Initially, plug 10 in its austenitic state with the discs in the fully extended position, as shown in FIG. 1. The diameter of the discs 14, 16, and 18 are reduced by forcing the plug through a tapered cylindrical die. In order to do so, the metal in the plug is transformed into martensite by reducing the temperature of the plug to at least 0° F. While in the martensitic state, the plug is forced through the die, causing the discs 14-16 to bend inwardly, as represented by the plug shown in FIG. 3A. Because the discs 14-18 have a tapered cross sectional configuration, they can be bent more, thereby allowing the external diameter of the swaged plug to be significantly smaller than the cross sectional diameter of the unswaged plug, as shown in FIG. 1 and FIG. 3B.
A suitable apparatus to swage the plugs is disclosed in co-pending published application 2007/0125461 A1, entitled Memory Metal Plug, application Ser. No. 11/396,739, filed Apr. 3, 2006, the disclosure of which is hereby incorporated by reference.

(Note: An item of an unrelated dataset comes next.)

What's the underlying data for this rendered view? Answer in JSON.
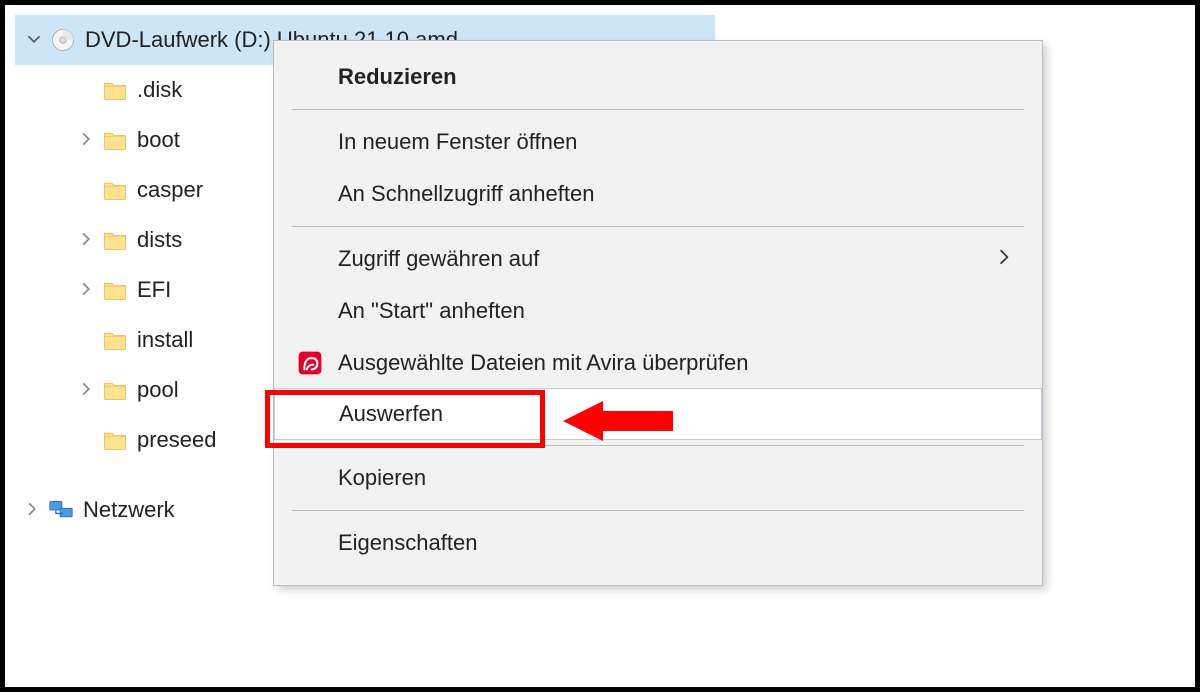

To use the plug 10 to seal a tube, the deformed plug 10, in the martensitic state, is inserted in the direction of arrow 28 into a tube 26, which may be part of a heat exchanger 30, as shown in FIG. 3A. This can be done manually using a holding rod or with a mechanical holder/heater, such as that disclosed in pending application Ser. No. 12/037,704, entitled, "Method and Apparatus for Installing Nitinol Plug", filed Feb. 26, 2008, the disclosure of which is incorporated herein. The deformed plug should be of a size wherein the outer diameter of the deformed plug is about 0.03 inches less than the inner diameter of the tube.
Once inserted into the tube with the holder 84 still in position, the plug is heated to a temperature effective to cause the plug to convert to the austenitic state. When the temperature of the plug reaches the transition temperature to the austenitic state about 95° F., the plug 10 reverts to its original condition, increasing its diameter and, in turn, pressing against the side walls of tube 26 as shown in FIG. 3B.
The plug 10 remains seated in tube 26 during repeated heating and cooling cycles, providing a reliable seal. This, in turn, allows a heat exchange tube which has a leak to be sealed off quickly and reliably, allowing the heat exchanger to be put back into operation quickly and inexpensively.
This has been a description of the present invention along with the preferred method of practicing the present invention. However, the invention itself should only be defined by the appended claims,
Patent applications by Roger Adelman, Villa Hills, KY US
Patent applications by DOUGLAS L. HOLLAENDER ENTERPRISES, INC.
Patent applications in class Mechanical memory
Patent applications in all subclasses Mechanical memory